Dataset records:

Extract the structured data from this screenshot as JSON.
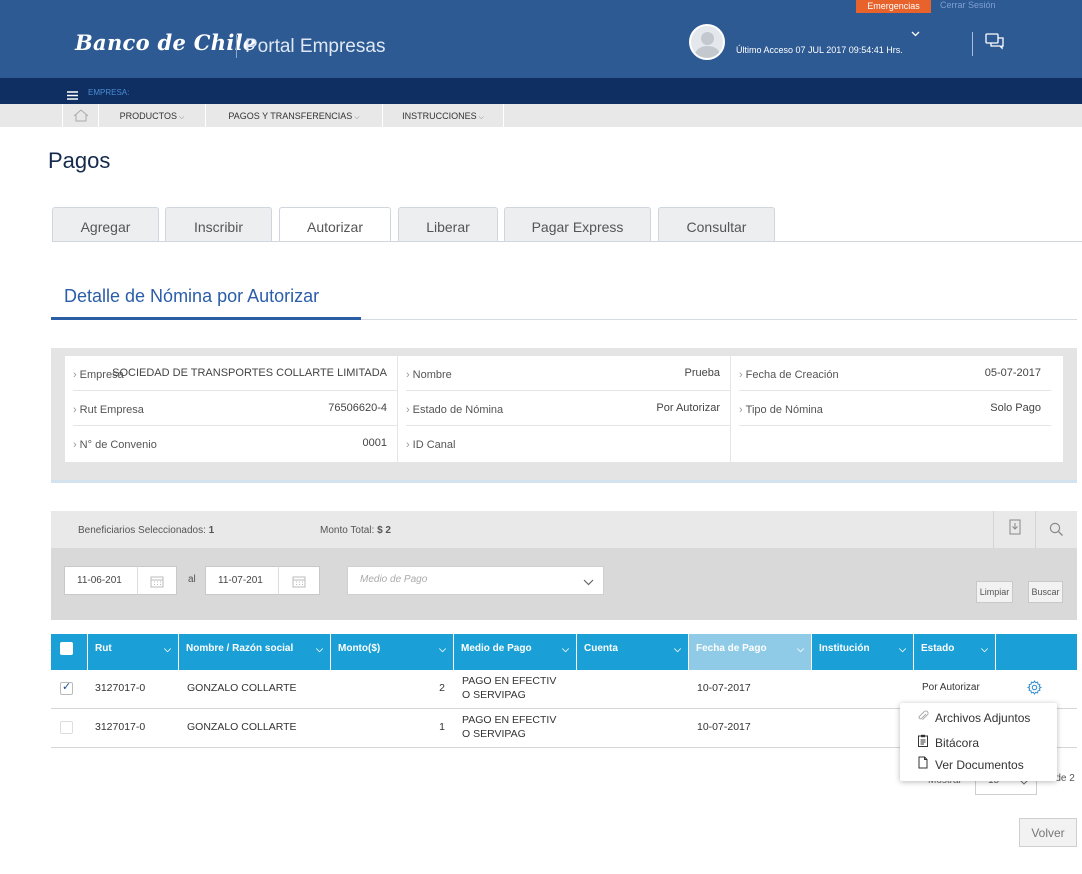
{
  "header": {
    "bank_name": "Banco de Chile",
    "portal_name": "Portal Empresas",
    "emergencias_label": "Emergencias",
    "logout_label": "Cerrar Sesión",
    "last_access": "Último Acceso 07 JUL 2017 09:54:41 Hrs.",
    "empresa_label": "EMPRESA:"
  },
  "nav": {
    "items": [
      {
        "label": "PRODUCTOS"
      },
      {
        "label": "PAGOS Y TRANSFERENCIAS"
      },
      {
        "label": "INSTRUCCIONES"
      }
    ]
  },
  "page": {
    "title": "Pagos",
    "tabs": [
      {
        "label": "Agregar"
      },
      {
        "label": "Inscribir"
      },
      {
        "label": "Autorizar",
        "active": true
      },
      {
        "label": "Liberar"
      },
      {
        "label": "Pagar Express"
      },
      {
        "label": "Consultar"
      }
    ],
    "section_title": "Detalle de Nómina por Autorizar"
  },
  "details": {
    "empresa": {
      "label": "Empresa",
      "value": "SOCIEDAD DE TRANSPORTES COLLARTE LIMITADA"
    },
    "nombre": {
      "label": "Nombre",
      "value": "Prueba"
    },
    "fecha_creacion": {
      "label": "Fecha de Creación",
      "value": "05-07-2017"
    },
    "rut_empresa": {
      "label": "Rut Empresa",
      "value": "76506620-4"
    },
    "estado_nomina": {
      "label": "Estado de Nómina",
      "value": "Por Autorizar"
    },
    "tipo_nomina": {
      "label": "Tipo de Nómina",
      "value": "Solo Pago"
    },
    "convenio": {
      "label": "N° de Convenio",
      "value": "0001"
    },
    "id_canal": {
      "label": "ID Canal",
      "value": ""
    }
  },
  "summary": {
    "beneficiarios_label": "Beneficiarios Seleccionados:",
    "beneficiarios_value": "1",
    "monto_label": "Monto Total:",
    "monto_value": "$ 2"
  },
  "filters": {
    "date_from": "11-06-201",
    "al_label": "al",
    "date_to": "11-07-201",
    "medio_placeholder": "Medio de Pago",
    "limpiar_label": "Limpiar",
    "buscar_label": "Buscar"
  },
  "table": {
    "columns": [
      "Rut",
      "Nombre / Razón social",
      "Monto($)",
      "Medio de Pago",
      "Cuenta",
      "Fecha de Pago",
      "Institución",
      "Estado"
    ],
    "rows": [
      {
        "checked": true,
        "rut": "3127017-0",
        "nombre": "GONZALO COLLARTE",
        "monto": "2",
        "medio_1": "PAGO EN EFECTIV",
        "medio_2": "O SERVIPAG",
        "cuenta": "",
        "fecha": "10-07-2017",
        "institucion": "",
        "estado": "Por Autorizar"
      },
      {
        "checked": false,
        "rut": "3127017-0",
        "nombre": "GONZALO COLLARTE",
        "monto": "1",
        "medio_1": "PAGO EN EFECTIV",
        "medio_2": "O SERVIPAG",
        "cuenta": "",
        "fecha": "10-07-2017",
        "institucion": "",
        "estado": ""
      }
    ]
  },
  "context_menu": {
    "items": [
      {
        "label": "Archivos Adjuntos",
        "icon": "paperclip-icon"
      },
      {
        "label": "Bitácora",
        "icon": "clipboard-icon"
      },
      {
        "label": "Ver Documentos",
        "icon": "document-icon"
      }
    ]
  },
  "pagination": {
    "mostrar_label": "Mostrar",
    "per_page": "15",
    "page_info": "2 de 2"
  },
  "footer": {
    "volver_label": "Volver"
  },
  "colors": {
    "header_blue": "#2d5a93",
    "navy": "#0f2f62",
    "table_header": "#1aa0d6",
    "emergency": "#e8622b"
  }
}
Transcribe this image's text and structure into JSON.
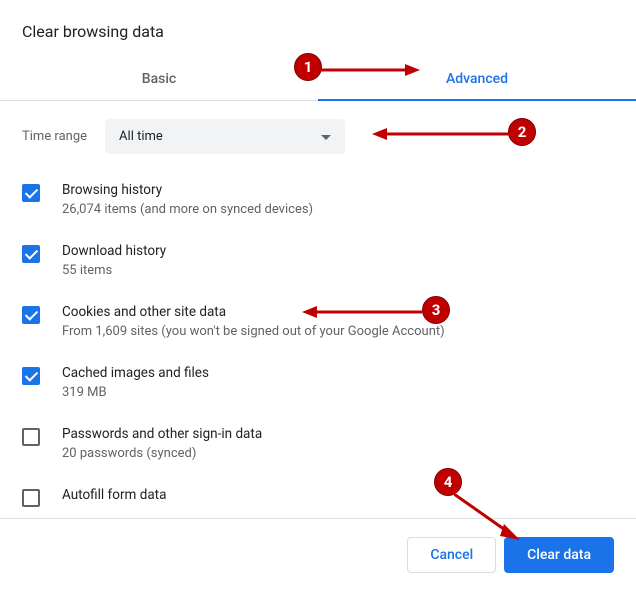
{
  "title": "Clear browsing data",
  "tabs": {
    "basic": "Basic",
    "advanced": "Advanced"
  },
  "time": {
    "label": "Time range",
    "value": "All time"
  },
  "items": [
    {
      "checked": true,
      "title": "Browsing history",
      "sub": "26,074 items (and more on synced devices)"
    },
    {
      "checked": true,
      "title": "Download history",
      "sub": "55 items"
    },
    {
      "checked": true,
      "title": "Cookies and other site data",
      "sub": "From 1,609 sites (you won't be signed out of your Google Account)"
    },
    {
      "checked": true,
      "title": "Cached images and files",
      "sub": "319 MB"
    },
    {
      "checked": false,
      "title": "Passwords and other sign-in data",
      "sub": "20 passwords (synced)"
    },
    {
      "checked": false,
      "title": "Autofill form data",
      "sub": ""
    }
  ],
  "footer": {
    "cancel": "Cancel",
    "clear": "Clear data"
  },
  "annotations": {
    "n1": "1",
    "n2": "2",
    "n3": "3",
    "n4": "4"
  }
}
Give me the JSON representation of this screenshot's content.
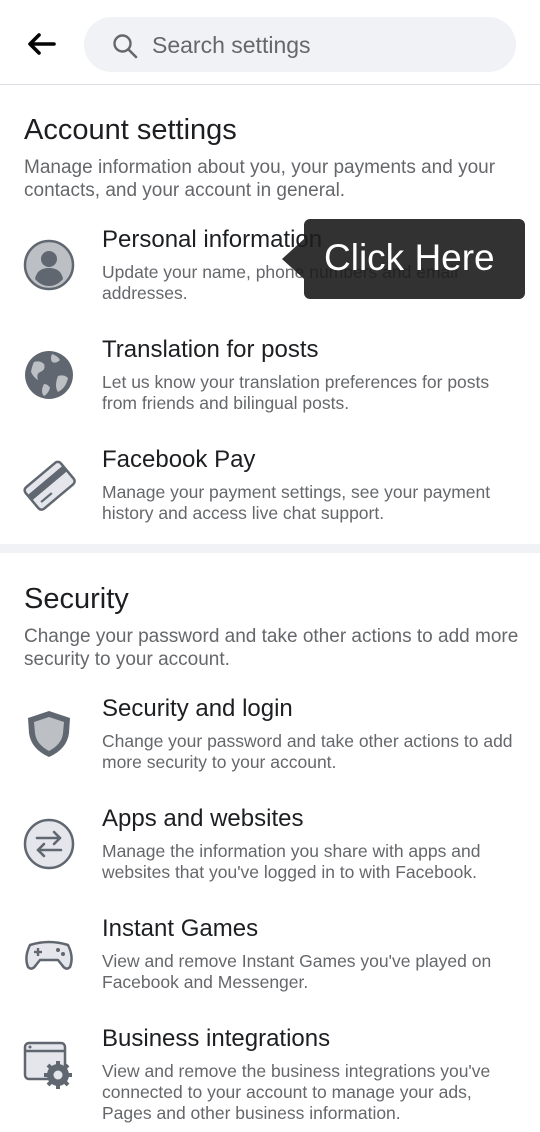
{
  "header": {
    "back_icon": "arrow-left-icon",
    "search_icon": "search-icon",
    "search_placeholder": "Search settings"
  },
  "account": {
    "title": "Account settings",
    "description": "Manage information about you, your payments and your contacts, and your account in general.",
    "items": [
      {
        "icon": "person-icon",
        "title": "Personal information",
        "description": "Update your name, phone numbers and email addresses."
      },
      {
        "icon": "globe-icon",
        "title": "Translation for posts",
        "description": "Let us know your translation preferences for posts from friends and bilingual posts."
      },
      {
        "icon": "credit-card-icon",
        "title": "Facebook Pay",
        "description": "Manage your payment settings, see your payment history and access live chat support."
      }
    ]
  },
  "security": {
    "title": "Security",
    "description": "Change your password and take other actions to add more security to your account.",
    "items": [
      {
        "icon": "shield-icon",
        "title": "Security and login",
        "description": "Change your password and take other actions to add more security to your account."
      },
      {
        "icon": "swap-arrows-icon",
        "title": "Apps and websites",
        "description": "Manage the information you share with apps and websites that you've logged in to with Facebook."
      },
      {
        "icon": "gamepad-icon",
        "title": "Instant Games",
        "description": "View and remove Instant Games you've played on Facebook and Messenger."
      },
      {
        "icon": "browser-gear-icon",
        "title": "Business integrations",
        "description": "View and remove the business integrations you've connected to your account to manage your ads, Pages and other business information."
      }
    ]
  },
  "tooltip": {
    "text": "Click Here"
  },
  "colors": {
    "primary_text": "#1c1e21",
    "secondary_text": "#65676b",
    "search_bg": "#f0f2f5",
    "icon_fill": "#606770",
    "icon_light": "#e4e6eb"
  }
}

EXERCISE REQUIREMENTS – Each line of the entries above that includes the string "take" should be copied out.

RESPONSE AREA –
    "description": "Change your password and take other actions to add more security to your account.",
        "description": "Change your password and take other actions to add more security to your account."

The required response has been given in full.